■ **PROVIDED ENTRIES**

BEGIN

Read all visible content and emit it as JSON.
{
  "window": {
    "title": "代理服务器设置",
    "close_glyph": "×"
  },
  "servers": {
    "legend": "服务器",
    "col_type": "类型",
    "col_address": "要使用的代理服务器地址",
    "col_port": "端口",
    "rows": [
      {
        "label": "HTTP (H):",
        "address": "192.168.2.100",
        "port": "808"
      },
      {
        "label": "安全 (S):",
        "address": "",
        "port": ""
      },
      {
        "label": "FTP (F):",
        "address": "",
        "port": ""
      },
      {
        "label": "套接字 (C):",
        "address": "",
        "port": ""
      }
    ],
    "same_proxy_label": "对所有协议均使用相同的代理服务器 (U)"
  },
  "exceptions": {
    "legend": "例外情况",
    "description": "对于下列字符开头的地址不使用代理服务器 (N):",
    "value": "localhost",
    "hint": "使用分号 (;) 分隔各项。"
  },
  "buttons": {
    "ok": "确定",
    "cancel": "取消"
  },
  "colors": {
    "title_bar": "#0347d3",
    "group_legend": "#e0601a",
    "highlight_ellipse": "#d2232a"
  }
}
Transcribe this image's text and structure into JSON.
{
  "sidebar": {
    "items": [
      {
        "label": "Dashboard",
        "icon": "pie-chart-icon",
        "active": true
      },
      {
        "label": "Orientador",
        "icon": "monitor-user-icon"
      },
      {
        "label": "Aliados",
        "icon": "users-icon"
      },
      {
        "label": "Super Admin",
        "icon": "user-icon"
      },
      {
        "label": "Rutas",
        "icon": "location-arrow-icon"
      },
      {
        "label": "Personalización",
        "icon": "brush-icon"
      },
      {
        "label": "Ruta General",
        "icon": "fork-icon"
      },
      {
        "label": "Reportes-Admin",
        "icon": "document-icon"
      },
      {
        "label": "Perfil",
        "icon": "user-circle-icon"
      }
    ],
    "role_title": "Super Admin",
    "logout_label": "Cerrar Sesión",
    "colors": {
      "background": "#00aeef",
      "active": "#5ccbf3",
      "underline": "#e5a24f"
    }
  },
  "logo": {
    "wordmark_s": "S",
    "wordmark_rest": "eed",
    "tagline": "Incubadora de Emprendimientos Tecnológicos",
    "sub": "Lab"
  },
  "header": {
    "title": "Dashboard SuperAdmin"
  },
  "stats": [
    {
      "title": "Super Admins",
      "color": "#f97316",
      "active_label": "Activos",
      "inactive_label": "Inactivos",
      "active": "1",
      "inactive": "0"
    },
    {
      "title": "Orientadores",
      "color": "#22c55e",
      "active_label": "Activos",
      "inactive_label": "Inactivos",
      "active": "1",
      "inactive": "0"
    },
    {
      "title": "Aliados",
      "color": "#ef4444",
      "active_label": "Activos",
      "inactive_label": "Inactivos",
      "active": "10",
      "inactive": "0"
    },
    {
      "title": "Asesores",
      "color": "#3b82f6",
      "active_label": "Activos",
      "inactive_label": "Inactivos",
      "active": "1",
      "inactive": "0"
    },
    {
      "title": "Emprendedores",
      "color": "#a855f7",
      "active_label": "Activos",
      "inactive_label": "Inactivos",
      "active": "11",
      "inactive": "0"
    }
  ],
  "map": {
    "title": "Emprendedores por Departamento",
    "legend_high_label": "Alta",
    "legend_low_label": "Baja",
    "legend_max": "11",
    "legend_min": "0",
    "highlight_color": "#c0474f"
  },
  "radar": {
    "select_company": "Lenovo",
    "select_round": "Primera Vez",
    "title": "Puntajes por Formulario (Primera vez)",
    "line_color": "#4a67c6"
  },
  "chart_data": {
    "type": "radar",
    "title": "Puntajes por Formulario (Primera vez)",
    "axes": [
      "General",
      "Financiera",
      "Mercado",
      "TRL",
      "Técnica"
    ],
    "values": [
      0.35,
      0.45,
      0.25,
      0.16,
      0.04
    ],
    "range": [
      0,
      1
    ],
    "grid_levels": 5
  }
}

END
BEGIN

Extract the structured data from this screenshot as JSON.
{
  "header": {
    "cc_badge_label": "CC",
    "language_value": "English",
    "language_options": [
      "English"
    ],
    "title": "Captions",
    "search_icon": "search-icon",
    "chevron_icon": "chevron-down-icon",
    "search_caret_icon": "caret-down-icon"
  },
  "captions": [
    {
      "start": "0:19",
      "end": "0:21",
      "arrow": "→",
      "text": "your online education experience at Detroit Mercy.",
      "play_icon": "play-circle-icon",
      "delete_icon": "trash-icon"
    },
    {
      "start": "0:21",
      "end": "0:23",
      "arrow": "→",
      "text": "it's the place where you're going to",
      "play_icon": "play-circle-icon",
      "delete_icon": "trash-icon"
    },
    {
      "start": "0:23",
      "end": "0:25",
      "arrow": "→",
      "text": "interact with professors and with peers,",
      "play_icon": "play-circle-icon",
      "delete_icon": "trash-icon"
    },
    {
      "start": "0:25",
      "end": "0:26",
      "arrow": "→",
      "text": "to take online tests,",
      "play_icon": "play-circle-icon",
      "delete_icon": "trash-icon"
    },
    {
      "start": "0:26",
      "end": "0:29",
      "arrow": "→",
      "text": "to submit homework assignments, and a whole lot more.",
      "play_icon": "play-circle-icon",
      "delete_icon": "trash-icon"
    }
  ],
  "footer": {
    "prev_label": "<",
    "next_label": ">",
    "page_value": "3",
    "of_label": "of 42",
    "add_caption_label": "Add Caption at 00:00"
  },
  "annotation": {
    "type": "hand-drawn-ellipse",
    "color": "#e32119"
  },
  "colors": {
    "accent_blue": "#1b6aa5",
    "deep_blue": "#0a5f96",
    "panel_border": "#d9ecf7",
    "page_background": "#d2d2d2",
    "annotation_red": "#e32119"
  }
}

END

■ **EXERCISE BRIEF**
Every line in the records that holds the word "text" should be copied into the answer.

■ **EXPECTED ANSWER**
Transcribe this image's text and structure into JSON.
      "text": "your online education experience at Detroit Mercy.",
      "text": "it's the place where you're going to",
      "text": "interact with professors and with peers,",
      "text": "to take online tests,",
      "text": "to submit homework assignments, and a whole lot more.",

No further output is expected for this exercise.